So what is so special about Graci’s terroir? Firstly, his “contrade” – a word used to denote Sicilian vineyards – includes several old vineyards that survived phylloxera due to their sandy soils. “Or, perhaps, the pest was scared of the volcano,” Alberto laughs. 

The geographical make-up of his contrade varies significantly. The volcano is the reason for this: ancient lava flow from different millennia has affected the soil composition greatly. As the vineyards climb the volcano, there is also extreme variation in altitude – from 500 to 1,000 metres above sea level. 

Alberto’s interest in exactly how these minutiae affect his wines verges on obsession. “This is what I love about wine, it’s a pleasure to discover the differences and the pure expressions of each plot,” Alberto notes. 

It’s apparent he gets a great deal of joy from understanding his contrade scientifically, but he also acknowledges that there are some things that microscopes and refractometers can’t explain. 

“How can I explain why my wines smell of blood oranges? Something magical happens in the vineyard and we will never know why. We can study for 1,000 years but there is also a mystery – I want to represent this without overthinking the technique.” 


One thing that Alberto does pay close attention to, however, is the biodiversity and sustainability of Graci. The estate is certified organic and is farmed in a way that honours Alberto’s quest for purity. 

“The choice to be sustainable should be as sure and solid as a rock,” Alberto insists. “It’s possible to be sustainable anywhere in the world. Lucky for us, Etna is a place of great natural potential.
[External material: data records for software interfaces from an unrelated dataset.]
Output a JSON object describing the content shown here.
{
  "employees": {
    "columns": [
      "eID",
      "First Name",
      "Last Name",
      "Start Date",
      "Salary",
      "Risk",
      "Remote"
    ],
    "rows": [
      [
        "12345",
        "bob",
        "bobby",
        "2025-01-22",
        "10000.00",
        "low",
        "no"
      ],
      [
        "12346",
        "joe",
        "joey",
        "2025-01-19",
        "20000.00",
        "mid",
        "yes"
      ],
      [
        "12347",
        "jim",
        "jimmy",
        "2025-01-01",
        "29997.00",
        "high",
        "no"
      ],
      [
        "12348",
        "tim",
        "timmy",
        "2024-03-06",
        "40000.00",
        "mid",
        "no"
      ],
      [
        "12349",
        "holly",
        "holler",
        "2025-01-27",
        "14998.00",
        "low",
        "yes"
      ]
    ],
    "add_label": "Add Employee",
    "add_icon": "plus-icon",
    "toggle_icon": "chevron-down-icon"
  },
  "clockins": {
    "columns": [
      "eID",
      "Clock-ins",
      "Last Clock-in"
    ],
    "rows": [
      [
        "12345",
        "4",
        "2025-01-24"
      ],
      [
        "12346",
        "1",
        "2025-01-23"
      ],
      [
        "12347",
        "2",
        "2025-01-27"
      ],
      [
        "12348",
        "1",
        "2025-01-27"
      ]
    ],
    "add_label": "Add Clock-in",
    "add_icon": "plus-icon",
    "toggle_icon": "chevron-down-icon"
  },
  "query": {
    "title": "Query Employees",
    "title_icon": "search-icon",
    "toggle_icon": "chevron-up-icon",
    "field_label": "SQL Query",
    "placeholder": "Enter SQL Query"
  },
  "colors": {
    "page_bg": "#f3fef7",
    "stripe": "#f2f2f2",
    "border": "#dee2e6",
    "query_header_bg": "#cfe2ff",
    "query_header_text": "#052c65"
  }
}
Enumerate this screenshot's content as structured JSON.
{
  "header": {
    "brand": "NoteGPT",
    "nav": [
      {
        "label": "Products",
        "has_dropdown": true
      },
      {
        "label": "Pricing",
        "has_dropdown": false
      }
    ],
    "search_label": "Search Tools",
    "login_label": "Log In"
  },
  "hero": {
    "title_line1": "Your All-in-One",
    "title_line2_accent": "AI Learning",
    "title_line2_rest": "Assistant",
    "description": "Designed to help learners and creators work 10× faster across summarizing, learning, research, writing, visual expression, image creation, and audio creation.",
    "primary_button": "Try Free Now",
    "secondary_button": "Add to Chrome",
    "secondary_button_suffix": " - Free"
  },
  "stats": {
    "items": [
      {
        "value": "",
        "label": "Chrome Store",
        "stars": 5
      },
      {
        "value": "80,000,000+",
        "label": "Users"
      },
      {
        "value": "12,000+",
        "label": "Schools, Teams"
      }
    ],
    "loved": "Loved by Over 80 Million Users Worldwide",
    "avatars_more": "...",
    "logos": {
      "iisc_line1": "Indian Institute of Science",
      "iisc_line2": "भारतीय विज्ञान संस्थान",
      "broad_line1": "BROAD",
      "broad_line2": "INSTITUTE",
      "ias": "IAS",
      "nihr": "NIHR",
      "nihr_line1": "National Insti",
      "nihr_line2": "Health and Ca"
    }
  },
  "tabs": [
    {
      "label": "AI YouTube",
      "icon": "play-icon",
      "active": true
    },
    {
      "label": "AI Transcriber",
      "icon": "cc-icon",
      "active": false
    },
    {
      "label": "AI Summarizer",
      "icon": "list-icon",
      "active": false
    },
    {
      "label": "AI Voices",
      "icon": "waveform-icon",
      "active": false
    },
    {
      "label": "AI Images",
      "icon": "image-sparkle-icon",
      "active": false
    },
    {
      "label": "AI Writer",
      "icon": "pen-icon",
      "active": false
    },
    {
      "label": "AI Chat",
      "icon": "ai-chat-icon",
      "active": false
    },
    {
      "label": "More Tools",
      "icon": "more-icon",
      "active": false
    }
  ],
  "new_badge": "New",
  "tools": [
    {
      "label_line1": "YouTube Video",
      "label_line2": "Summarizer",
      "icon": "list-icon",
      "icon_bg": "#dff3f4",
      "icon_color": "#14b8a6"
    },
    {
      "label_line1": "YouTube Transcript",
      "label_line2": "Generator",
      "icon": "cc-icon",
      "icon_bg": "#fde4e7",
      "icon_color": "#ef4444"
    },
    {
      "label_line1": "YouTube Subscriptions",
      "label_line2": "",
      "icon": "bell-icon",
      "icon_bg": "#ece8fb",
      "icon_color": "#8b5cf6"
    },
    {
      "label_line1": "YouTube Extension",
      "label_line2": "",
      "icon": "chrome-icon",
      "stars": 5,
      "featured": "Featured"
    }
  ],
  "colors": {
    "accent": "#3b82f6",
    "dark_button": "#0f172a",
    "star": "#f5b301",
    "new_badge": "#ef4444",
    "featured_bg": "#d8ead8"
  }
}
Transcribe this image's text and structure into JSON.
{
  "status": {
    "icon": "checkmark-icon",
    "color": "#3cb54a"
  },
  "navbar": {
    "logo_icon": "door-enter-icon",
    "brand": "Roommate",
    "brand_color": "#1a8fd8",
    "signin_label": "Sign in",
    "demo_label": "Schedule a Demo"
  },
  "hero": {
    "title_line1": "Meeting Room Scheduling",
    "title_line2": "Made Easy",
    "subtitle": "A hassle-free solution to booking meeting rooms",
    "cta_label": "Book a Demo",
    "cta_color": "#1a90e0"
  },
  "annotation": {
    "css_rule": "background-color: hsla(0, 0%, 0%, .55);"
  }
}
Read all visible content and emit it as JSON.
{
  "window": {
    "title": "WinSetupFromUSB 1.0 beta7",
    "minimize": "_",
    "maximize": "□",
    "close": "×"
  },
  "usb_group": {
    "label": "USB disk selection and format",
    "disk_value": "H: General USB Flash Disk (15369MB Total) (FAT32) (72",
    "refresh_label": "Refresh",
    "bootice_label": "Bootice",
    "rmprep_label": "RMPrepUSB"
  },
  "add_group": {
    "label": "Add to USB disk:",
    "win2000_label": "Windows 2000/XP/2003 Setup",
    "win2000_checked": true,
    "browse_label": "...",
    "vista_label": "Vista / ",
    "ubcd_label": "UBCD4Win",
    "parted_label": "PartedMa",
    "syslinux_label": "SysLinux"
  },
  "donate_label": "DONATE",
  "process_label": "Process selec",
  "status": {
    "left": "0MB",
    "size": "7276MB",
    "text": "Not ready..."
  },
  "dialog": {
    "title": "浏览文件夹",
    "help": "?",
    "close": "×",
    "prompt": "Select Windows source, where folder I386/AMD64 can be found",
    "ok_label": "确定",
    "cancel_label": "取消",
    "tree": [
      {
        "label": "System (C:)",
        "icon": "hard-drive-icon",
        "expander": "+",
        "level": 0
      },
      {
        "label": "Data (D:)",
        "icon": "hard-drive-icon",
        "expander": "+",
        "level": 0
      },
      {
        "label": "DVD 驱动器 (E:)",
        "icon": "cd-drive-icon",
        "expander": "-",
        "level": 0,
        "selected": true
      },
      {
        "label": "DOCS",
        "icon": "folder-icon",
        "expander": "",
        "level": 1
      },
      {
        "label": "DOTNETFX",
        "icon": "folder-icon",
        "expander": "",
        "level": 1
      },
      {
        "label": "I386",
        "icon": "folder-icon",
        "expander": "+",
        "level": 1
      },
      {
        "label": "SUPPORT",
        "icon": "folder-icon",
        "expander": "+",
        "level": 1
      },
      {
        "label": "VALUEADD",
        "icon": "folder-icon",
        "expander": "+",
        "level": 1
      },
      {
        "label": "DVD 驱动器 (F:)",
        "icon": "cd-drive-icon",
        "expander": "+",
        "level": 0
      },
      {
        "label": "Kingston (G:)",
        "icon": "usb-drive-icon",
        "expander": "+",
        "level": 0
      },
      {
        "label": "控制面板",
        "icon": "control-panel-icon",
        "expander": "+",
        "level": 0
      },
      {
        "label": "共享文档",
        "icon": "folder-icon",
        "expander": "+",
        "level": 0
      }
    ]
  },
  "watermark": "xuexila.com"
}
For example, we have a six-hectare vineyard called Barbabecchi, only two hectares of which is vines – the rest is woodland.” 

Alberto continues to emphasise the importance of biodiversity: birds that live in the woodlands eat parasites; he claims he will never chop down a tree. “It’s something that makes the landscape beautiful, but also makes beautiful wine.” 

Speaking of beautiful wine, Davy has just ordered some of Alberto’s latest releases. So what can we expect? Davy jumps at the chance to explain Graci’s upcoming cuvées

“To start, we have the Etna Rosso, Bianco and Rosato – these wines give you a real taste of that Graci purity we’ve been talking about. “We’re also lucky to be getting some of his single vineyards including Muganazzi, Arcurìa and Feudo di Mezzo, they are brooding and alive.”

“They encapsulate such a unique style that not many customers will be familiar with. These wines are some of the finest expressions in the world, let alone in Italy, Sicily, or Etna.” 

Browse our complete selection of Graci, plus the new vintages, here.